◆ **Entries supplied**:
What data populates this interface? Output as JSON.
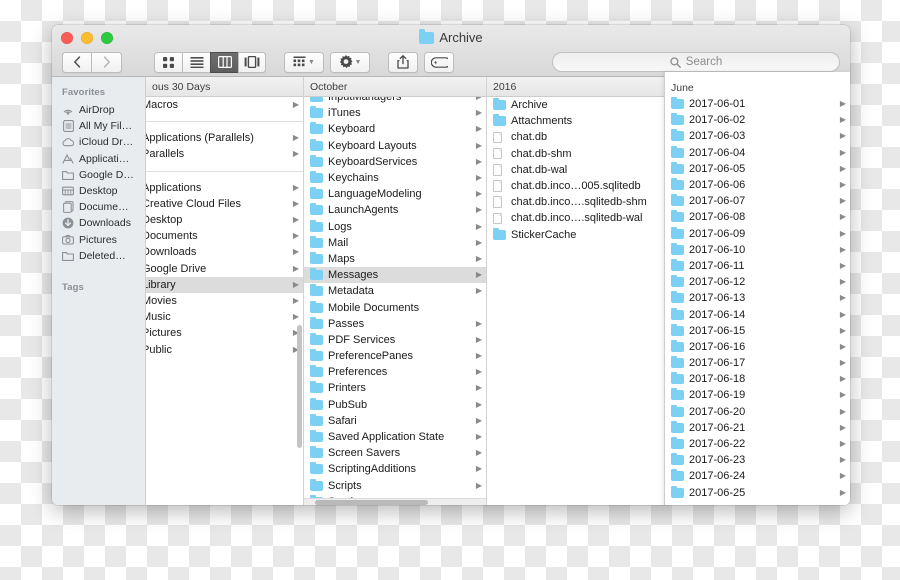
{
  "window": {
    "title": "Archive",
    "title_icon": "folder-icon"
  },
  "toolbar": {
    "back_icon": "chevron-left-icon",
    "forward_icon": "chevron-right-icon",
    "view_icon_label": "icon-view-icon",
    "view_list_label": "list-view-icon",
    "view_column_label": "column-view-icon",
    "view_coverflow_label": "coverflow-view-icon",
    "arrange_label": "arrange-icon",
    "action_label": "gear-icon",
    "share_label": "share-icon",
    "tag_label": "tag-icon",
    "search": {
      "placeholder": "Search",
      "value": "",
      "icon": "search-icon"
    }
  },
  "sidebar": {
    "sections": [
      {
        "header": "Favorites",
        "items": [
          {
            "label": "AirDrop",
            "icon": "airdrop-icon"
          },
          {
            "label": "All My Fil…",
            "icon": "all-my-files-icon"
          },
          {
            "label": "iCloud Dr…",
            "icon": "icloud-icon"
          },
          {
            "label": "Applicati…",
            "icon": "applications-icon"
          },
          {
            "label": "Google D…",
            "icon": "folder-icon"
          },
          {
            "label": "Desktop",
            "icon": "desktop-icon"
          },
          {
            "label": "Docume…",
            "icon": "documents-icon"
          },
          {
            "label": "Downloads",
            "icon": "downloads-icon"
          },
          {
            "label": "Pictures",
            "icon": "pictures-icon"
          },
          {
            "label": "Deleted…",
            "icon": "folder-icon"
          }
        ]
      },
      {
        "header": "Tags",
        "items": []
      }
    ]
  },
  "columns": [
    {
      "header": "ous 30 Days",
      "groups": [
        [
          {
            "name": "Macros",
            "type": "folder",
            "arrow": true,
            "selected": false
          }
        ],
        [
          {
            "name": "Applications (Parallels)",
            "type": "folder",
            "arrow": true,
            "selected": false
          },
          {
            "name": "Parallels",
            "type": "folder",
            "arrow": true,
            "selected": false
          }
        ],
        [
          {
            "name": "Applications",
            "type": "folder",
            "arrow": true,
            "selected": false
          },
          {
            "name": "Creative Cloud Files",
            "type": "folder",
            "arrow": true,
            "selected": false
          },
          {
            "name": "Desktop",
            "type": "folder",
            "arrow": true,
            "selected": false
          },
          {
            "name": "Documents",
            "type": "folder",
            "arrow": true,
            "selected": false
          },
          {
            "name": "Downloads",
            "type": "folder",
            "arrow": true,
            "selected": false
          },
          {
            "name": "Google Drive",
            "type": "folder",
            "arrow": true,
            "selected": false
          },
          {
            "name": "Library",
            "type": "folder",
            "arrow": true,
            "selected": true
          },
          {
            "name": "Movies",
            "type": "folder",
            "arrow": true,
            "selected": false
          },
          {
            "name": "Music",
            "type": "folder",
            "arrow": true,
            "selected": false
          },
          {
            "name": "Pictures",
            "type": "folder",
            "arrow": true,
            "selected": false
          },
          {
            "name": "Public",
            "type": "folder",
            "arrow": true,
            "selected": false
          }
        ]
      ]
    },
    {
      "header": "October",
      "items": [
        {
          "name": "InputManagers",
          "type": "folder",
          "arrow": true,
          "selected": false,
          "clipped": true
        },
        {
          "name": "iTunes",
          "type": "folder",
          "arrow": true,
          "selected": false
        },
        {
          "name": "Keyboard",
          "type": "folder",
          "arrow": true,
          "selected": false
        },
        {
          "name": "Keyboard Layouts",
          "type": "folder",
          "arrow": true,
          "selected": false
        },
        {
          "name": "KeyboardServices",
          "type": "folder",
          "arrow": true,
          "selected": false
        },
        {
          "name": "Keychains",
          "type": "folder",
          "arrow": true,
          "selected": false
        },
        {
          "name": "LanguageModeling",
          "type": "folder",
          "arrow": true,
          "selected": false
        },
        {
          "name": "LaunchAgents",
          "type": "folder",
          "arrow": true,
          "selected": false
        },
        {
          "name": "Logs",
          "type": "folder",
          "arrow": true,
          "selected": false
        },
        {
          "name": "Mail",
          "type": "folder",
          "arrow": true,
          "selected": false
        },
        {
          "name": "Maps",
          "type": "folder",
          "arrow": true,
          "selected": false
        },
        {
          "name": "Messages",
          "type": "folder",
          "arrow": true,
          "selected": true
        },
        {
          "name": "Metadata",
          "type": "folder",
          "arrow": true,
          "selected": false
        },
        {
          "name": "Mobile Documents",
          "type": "folder",
          "arrow": false,
          "selected": false
        },
        {
          "name": "Passes",
          "type": "folder",
          "arrow": true,
          "selected": false
        },
        {
          "name": "PDF Services",
          "type": "folder",
          "arrow": true,
          "selected": false
        },
        {
          "name": "PreferencePanes",
          "type": "folder",
          "arrow": true,
          "selected": false
        },
        {
          "name": "Preferences",
          "type": "folder",
          "arrow": true,
          "selected": false
        },
        {
          "name": "Printers",
          "type": "folder",
          "arrow": true,
          "selected": false
        },
        {
          "name": "PubSub",
          "type": "folder",
          "arrow": true,
          "selected": false
        },
        {
          "name": "Safari",
          "type": "folder",
          "arrow": true,
          "selected": false
        },
        {
          "name": "Saved Application State",
          "type": "folder",
          "arrow": true,
          "selected": false
        },
        {
          "name": "Screen Savers",
          "type": "folder",
          "arrow": true,
          "selected": false
        },
        {
          "name": "ScriptingAdditions",
          "type": "folder",
          "arrow": true,
          "selected": false
        },
        {
          "name": "Scripts",
          "type": "folder",
          "arrow": true,
          "selected": false
        },
        {
          "name": "Services",
          "type": "folder",
          "arrow": true,
          "selected": false,
          "clipped": true
        }
      ]
    },
    {
      "header": "2016",
      "items": [
        {
          "name": "Archive",
          "type": "folder",
          "arrow": true,
          "selected": false
        },
        {
          "name": "Attachments",
          "type": "folder",
          "arrow": true,
          "selected": false
        },
        {
          "name": "chat.db",
          "type": "file",
          "arrow": false,
          "selected": false
        },
        {
          "name": "chat.db-shm",
          "type": "file",
          "arrow": false,
          "selected": false
        },
        {
          "name": "chat.db-wal",
          "type": "file",
          "arrow": false,
          "selected": false
        },
        {
          "name": "chat.db.inco…005.sqlitedb",
          "type": "file",
          "arrow": false,
          "selected": false
        },
        {
          "name": "chat.db.inco….sqlitedb-shm",
          "type": "file",
          "arrow": false,
          "selected": false
        },
        {
          "name": "chat.db.inco….sqlitedb-wal",
          "type": "file",
          "arrow": false,
          "selected": false
        },
        {
          "name": "StickerCache",
          "type": "folder",
          "arrow": true,
          "selected": false
        }
      ]
    },
    {
      "header": "June",
      "items": [
        {
          "name": "2017-06-01",
          "type": "folder",
          "arrow": true,
          "selected": false
        },
        {
          "name": "2017-06-02",
          "type": "folder",
          "arrow": true,
          "selected": false
        },
        {
          "name": "2017-06-03",
          "type": "folder",
          "arrow": true,
          "selected": false
        },
        {
          "name": "2017-06-04",
          "type": "folder",
          "arrow": true,
          "selected": false
        },
        {
          "name": "2017-06-05",
          "type": "folder",
          "arrow": true,
          "selected": false
        },
        {
          "name": "2017-06-06",
          "type": "folder",
          "arrow": true,
          "selected": false
        },
        {
          "name": "2017-06-07",
          "type": "folder",
          "arrow": true,
          "selected": false
        },
        {
          "name": "2017-06-08",
          "type": "folder",
          "arrow": true,
          "selected": false
        },
        {
          "name": "2017-06-09",
          "type": "folder",
          "arrow": true,
          "selected": false
        },
        {
          "name": "2017-06-10",
          "type": "folder",
          "arrow": true,
          "selected": false
        },
        {
          "name": "2017-06-11",
          "type": "folder",
          "arrow": true,
          "selected": false
        },
        {
          "name": "2017-06-12",
          "type": "folder",
          "arrow": true,
          "selected": false
        },
        {
          "name": "2017-06-13",
          "type": "folder",
          "arrow": true,
          "selected": false
        },
        {
          "name": "2017-06-14",
          "type": "folder",
          "arrow": true,
          "selected": false
        },
        {
          "name": "2017-06-15",
          "type": "folder",
          "arrow": true,
          "selected": false
        },
        {
          "name": "2017-06-16",
          "type": "folder",
          "arrow": true,
          "selected": false
        },
        {
          "name": "2017-06-17",
          "type": "folder",
          "arrow": true,
          "selected": false
        },
        {
          "name": "2017-06-18",
          "type": "folder",
          "arrow": true,
          "selected": false
        },
        {
          "name": "2017-06-19",
          "type": "folder",
          "arrow": true,
          "selected": false
        },
        {
          "name": "2017-06-20",
          "type": "folder",
          "arrow": true,
          "selected": false
        },
        {
          "name": "2017-06-21",
          "type": "folder",
          "arrow": true,
          "selected": false
        },
        {
          "name": "2017-06-22",
          "type": "folder",
          "arrow": true,
          "selected": false
        },
        {
          "name": "2017-06-23",
          "type": "folder",
          "arrow": true,
          "selected": false
        },
        {
          "name": "2017-06-24",
          "type": "folder",
          "arrow": true,
          "selected": false
        },
        {
          "name": "2017-06-25",
          "type": "folder",
          "arrow": true,
          "selected": false,
          "clipped": true
        }
      ]
    }
  ],
  "colors": {
    "folder_blue": "#7cd0f3",
    "selection_gray": "#dcdcdc",
    "sidebar_bg": "#e9ecef"
  }
}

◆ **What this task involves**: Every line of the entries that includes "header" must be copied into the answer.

◆ **Answer to this task**:
        "header": "Favorites",
        "header": "Tags",
      "header": "ous 30 Days",
      "header": "October",
      "header": "2016",
      "header": "June",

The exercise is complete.